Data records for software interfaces
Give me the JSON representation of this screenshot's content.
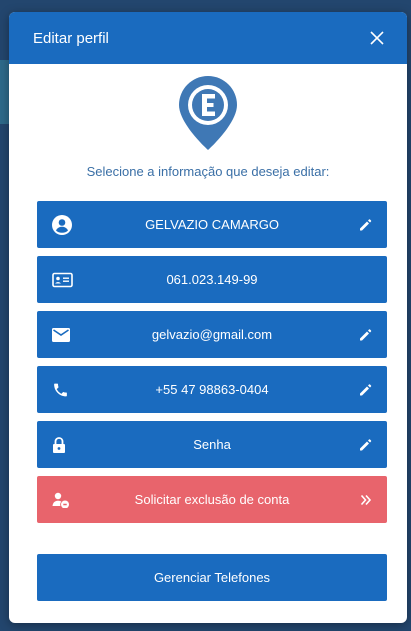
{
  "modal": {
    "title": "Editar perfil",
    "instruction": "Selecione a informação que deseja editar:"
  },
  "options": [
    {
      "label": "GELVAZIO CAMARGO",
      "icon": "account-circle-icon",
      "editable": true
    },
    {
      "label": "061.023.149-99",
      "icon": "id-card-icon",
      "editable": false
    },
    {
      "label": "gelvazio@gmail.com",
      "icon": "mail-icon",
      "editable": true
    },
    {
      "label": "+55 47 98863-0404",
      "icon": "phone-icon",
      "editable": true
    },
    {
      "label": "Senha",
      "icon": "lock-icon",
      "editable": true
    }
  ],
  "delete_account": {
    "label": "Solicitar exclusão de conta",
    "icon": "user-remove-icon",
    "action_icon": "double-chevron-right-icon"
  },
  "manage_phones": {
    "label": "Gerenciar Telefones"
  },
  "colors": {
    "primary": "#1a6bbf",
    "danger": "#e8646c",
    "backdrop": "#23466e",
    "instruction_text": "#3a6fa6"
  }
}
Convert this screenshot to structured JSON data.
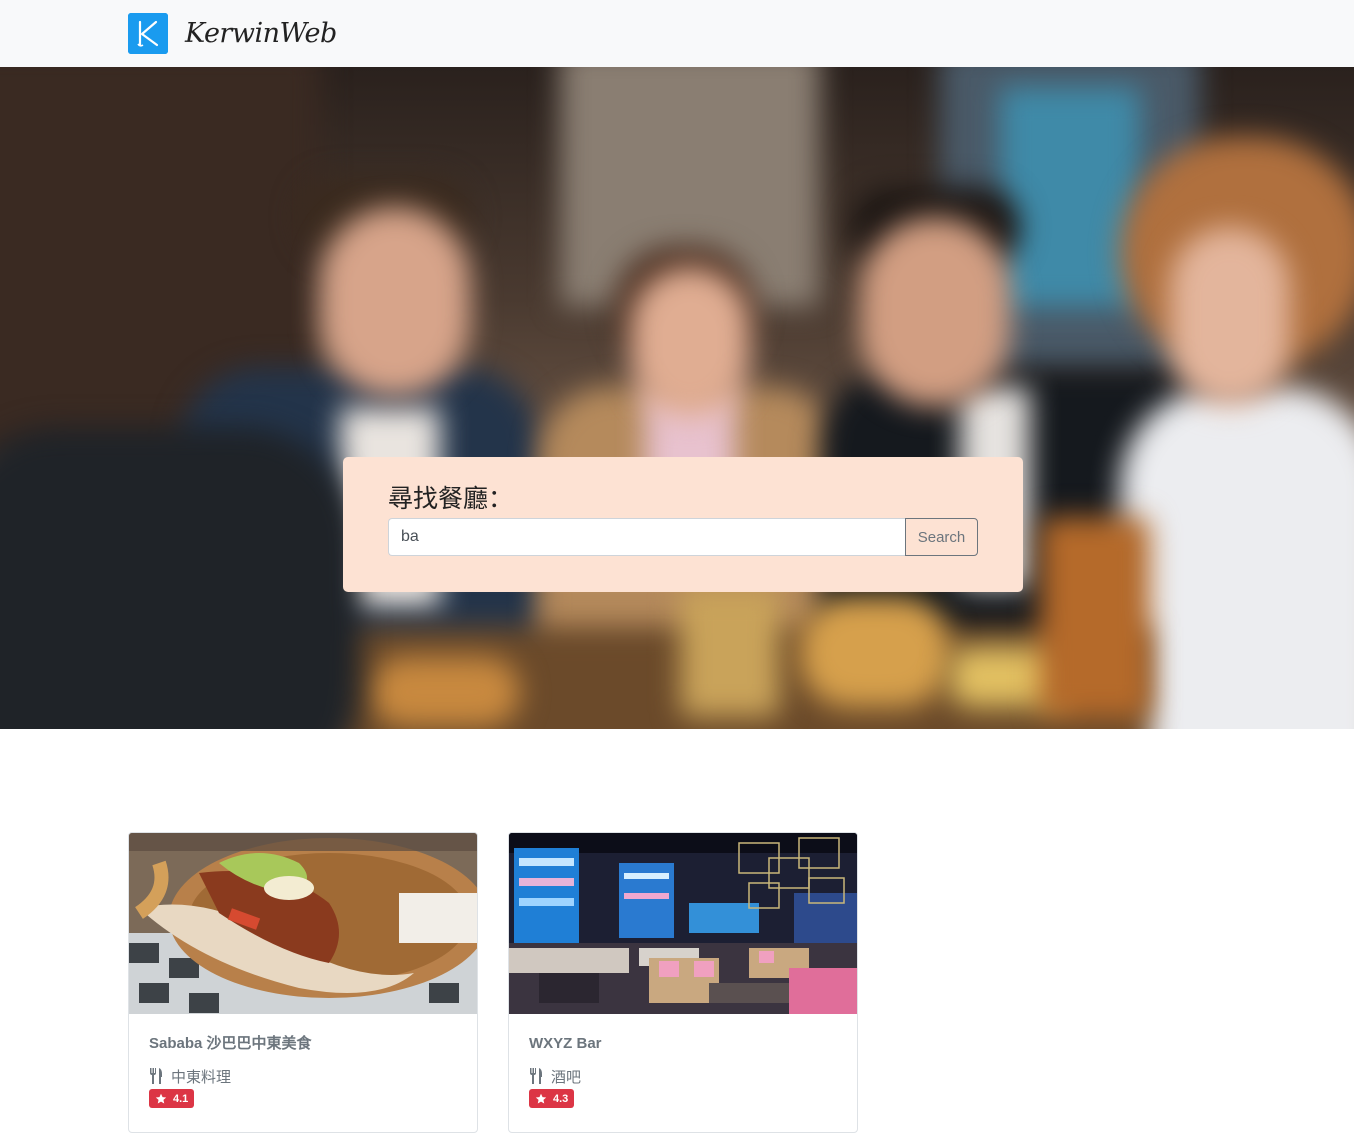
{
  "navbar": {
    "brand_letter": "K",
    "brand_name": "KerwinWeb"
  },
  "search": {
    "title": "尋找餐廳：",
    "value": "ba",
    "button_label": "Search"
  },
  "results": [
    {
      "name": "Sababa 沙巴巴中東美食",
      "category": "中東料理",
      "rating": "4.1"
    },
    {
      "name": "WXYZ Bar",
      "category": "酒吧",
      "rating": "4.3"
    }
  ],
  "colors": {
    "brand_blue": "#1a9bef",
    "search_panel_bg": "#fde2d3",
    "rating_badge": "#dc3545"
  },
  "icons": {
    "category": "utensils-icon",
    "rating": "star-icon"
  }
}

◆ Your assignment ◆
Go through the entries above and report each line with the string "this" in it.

◆ Task result ◆
Give me the JSON representation of this screenshot's content.
Convert this screenshot to structured JSON data.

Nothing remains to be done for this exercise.